* [WORK TASK] Write all entries out exactly, images excluded.

* [INPUT FOR THIS TASK]

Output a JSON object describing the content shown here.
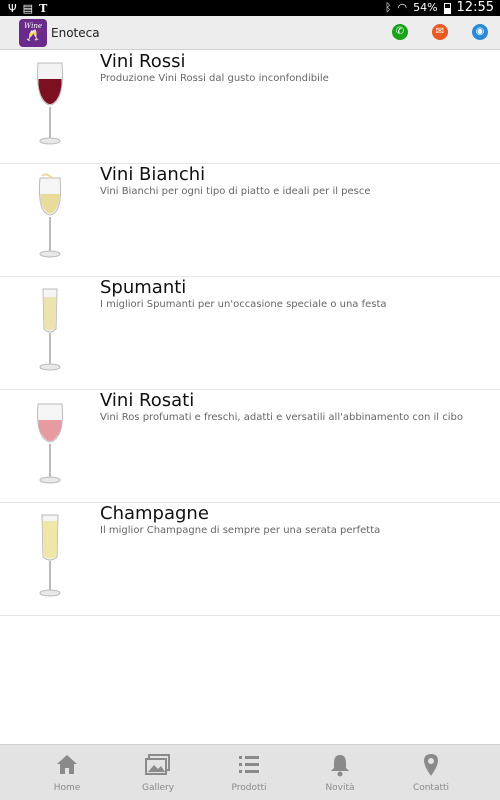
{
  "status_bar": {
    "battery": "54%",
    "time": "12:55",
    "icons": [
      "usb-icon",
      "notification-icon",
      "nyt-icon",
      "bluetooth-icon",
      "wifi-icon",
      "battery-icon"
    ]
  },
  "action_bar": {
    "title": "Enoteca",
    "logo_text": "Wine",
    "colors": {
      "phone": "#1aa31a",
      "mail": "#e85b24",
      "web": "#2a8ad8"
    }
  },
  "products": [
    {
      "title": "Vini Rossi",
      "description": "Produzione Vini Rossi dal gusto inconfondibile",
      "glass": "red-wine-glass"
    },
    {
      "title": "Vini Bianchi",
      "description": "Vini Bianchi per ogni tipo di piatto e ideali per il pesce",
      "glass": "white-wine-glass"
    },
    {
      "title": "Spumanti",
      "description": "I migliori Spumanti per un'occasione speciale o una festa",
      "glass": "flute-glass"
    },
    {
      "title": "Vini Rosati",
      "description": "Vini Ros  profumati e freschi, adatti e versatili all'abbinamento con il cibo",
      "glass": "rose-wine-glass"
    },
    {
      "title": "Champagne",
      "description": "Il miglior Champagne di sempre per una serata perfetta",
      "glass": "champagne-glass"
    }
  ],
  "bottom_nav": {
    "items": [
      {
        "label": "Home",
        "icon": "home-icon"
      },
      {
        "label": "Gallery",
        "icon": "gallery-icon"
      },
      {
        "label": "Prodotti",
        "icon": "list-icon"
      },
      {
        "label": "Novità",
        "icon": "bell-icon"
      },
      {
        "label": "Contatti",
        "icon": "location-pin-icon"
      }
    ]
  }
}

* [ANSWER SPACE]
Output a JSON object describing the content shown here.
{
  "status_bar": {
    "battery": "54%",
    "time": "12:55",
    "icons": [
      "usb-icon",
      "notification-icon",
      "nyt-icon",
      "bluetooth-icon",
      "wifi-icon",
      "battery-icon"
    ]
  },
  "action_bar": {
    "title": "Enoteca",
    "logo_text": "Wine",
    "colors": {
      "phone": "#1aa31a",
      "mail": "#e85b24",
      "web": "#2a8ad8"
    }
  },
  "products": [
    {
      "title": "Vini Rossi",
      "description": "Produzione Vini Rossi dal gusto inconfondibile",
      "glass": "red-wine-glass"
    },
    {
      "title": "Vini Bianchi",
      "description": "Vini Bianchi per ogni tipo di piatto e ideali per il pesce",
      "glass": "white-wine-glass"
    },
    {
      "title": "Spumanti",
      "description": "I migliori Spumanti per un'occasione speciale o una festa",
      "glass": "flute-glass"
    },
    {
      "title": "Vini Rosati",
      "description": "Vini Ros  profumati e freschi, adatti e versatili all'abbinamento con il cibo",
      "glass": "rose-wine-glass"
    },
    {
      "title": "Champagne",
      "description": "Il miglior Champagne di sempre per una serata perfetta",
      "glass": "champagne-glass"
    }
  ],
  "bottom_nav": {
    "items": [
      {
        "label": "Home",
        "icon": "home-icon"
      },
      {
        "label": "Gallery",
        "icon": "gallery-icon"
      },
      {
        "label": "Prodotti",
        "icon": "list-icon"
      },
      {
        "label": "Novità",
        "icon": "bell-icon"
      },
      {
        "label": "Contatti",
        "icon": "location-pin-icon"
      }
    ]
  }
}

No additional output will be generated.